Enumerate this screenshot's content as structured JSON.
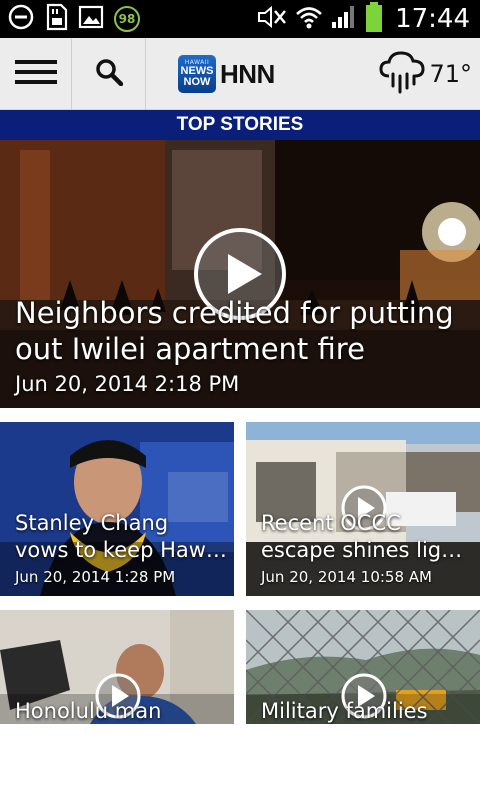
{
  "status_bar": {
    "notification_badge": "98",
    "time": "17:44",
    "icons": [
      "do-not-disturb-icon",
      "sd-card-icon",
      "image-icon",
      "battery-saver-badge-icon",
      "mute-icon",
      "wifi-icon",
      "signal-icon",
      "battery-icon"
    ]
  },
  "app_bar": {
    "menu_icon": "hamburger-menu-icon",
    "search_icon": "search-icon",
    "logo": {
      "badge_line1": "HAWAII",
      "badge_line2": "NEWS",
      "badge_line3": "NOW",
      "text": "HNN"
    },
    "weather": {
      "icon": "rain-cloud-icon",
      "temperature": "71°"
    }
  },
  "section_banner": "TOP STORIES",
  "hero_story": {
    "headline_line1": "Neighbors credited for putting",
    "headline_line2": "out Iwilei apartment fire",
    "date": "Jun 20, 2014 2:18 PM",
    "has_video": true
  },
  "stories": [
    {
      "title_line1": "Stanley Chang",
      "title_line2": "vows to keep Haw…",
      "date": "Jun 20, 2014 1:28 PM",
      "has_video": false
    },
    {
      "title_line1": "Recent OCCC",
      "title_line2": "escape shines lig…",
      "date": "Jun 20, 2014 10:58 AM",
      "has_video": true
    },
    {
      "title_line1": "Honolulu man",
      "title_line2": "",
      "date": "",
      "has_video": true
    },
    {
      "title_line1": "Military families",
      "title_line2": "",
      "date": "",
      "has_video": true
    }
  ],
  "colors": {
    "banner_bg": "#0a1f7a",
    "app_bar_bg": "#ececec",
    "status_bar_bg": "#000000",
    "battery_green": "#7cd43a"
  }
}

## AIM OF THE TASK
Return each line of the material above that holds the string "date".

## TASK ANSWER
    "date": "Jun 20, 2014 2:18 PM",
      "date": "Jun 20, 2014 1:28 PM",
      "date": "Jun 20, 2014 10:58 AM",
      "date": "",
      "date": "",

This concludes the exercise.